Over 25,000 new COVID cases added
At least 25,051 new coronavirus cases were reported in North Carolina last week, down from 25,562 the week before, according to preliminary data from state health officials.
The N.C. Department of Health and Human Services also reported 971 new weekly COVID-19 hospital patient admissions, up from 895 the previous week, according to data through July 9, the most recent metrics available. The daily average of adult coronavirus patients in intensive care was 105, an increase from 96 the week before.
The figures were released Wednesday, July 13, about four months after health officials started adjusting information on their coronavirus dashboard and publishing weekly COVID-19 data. The data had previously been released almost every day.
Roughly 77% of adults in North Carolina have received at least one dose of a coronavirus vaccine, and about 72% are fully vaccinated. Of the state’s total population, about 62% are fully vaccinated and about 66% have received at least one dose. State officials round vaccination numbers to the nearest whole number.
More than 3.8 million “additional/booster” doses have been administered in North Carolina as of July 13, the health department said. Health officials have urged those who are eligible to get boosted, as data shows it offers increased protection against the omicron coronavirus variant.
Across the state, virtually all new COVID-19 cases were attributed to the omicron variant and its related “lineages” in the two weeks leading up to July 2, the latest time period for which data is available.
NC ending pandemic-related state of emergency
Gov. Roy Cooper said he will end North Carolina’s coronavirus-related state of emergency after more than two years.
North Carolina went into the phase on March 10, 2020, a week after the state reported its first known coronavirus case.
Though the governor hadn’t issued pandemic-related restrictions in the past few months, executive orders kept the state of emergency in place. Now, it is set to end on Aug. 15 as Cooper said the state’s new budget includes public health provisions, The News & Observer reported.
The governor made the announcement on July 11, the same day the budget became law.
“The budget includes the changes in the law requested by the NC Department of Health and Human Services to ensure flexibility that is currently made possible by the Governor’s COVID-19 State of Emergency,” he said in a statement, according to The Charlotte Observer.
BA.5 omicron subvariant spreading, concerning some in NC
An omicron subvariant is gaining ground in North Carolina as the coronavirus continues to spread.
As of July 12, the subvariant BA.5 was “on track to become the dominant coronavirus strain” in the state, The News & Observer reported. Across the Triangle, some people have opted to continue wearing face masks out of concern about the strain.

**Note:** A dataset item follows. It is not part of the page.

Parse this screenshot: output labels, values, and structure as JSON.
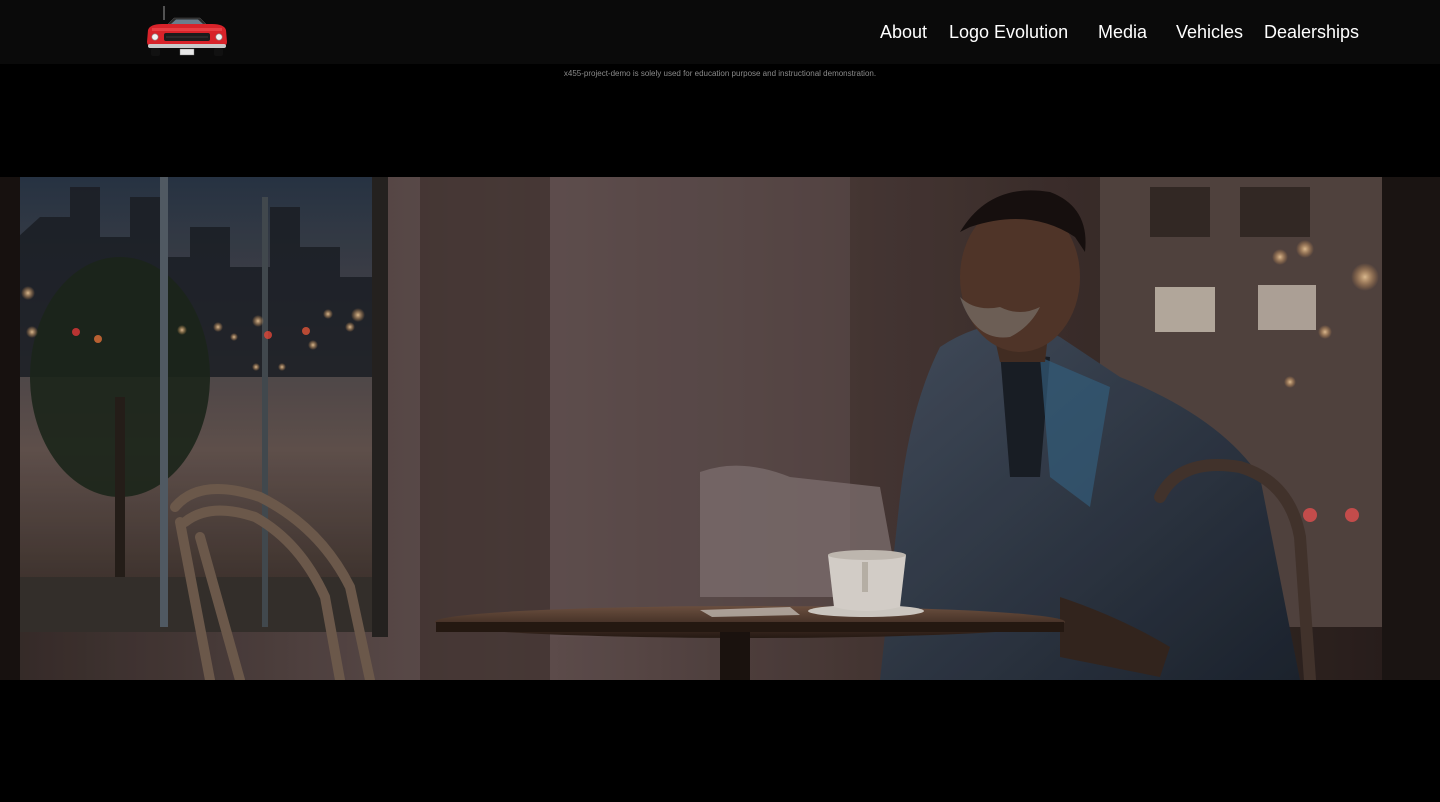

“These new omicron variants continue to pose a risk to many,” said Hannah Page, a Raleigh teacher.
BA.5 is believed to be more transmissible than other subvariants that have spread across the nation in recent months. Though BA.5 can be more resistant to COVID-19 vaccines when compared to BA.2, the shots can still offer protection, The Charlotte Observer and McClatchy News reported.
This story was originally published July 14, 2022 7:00 AM.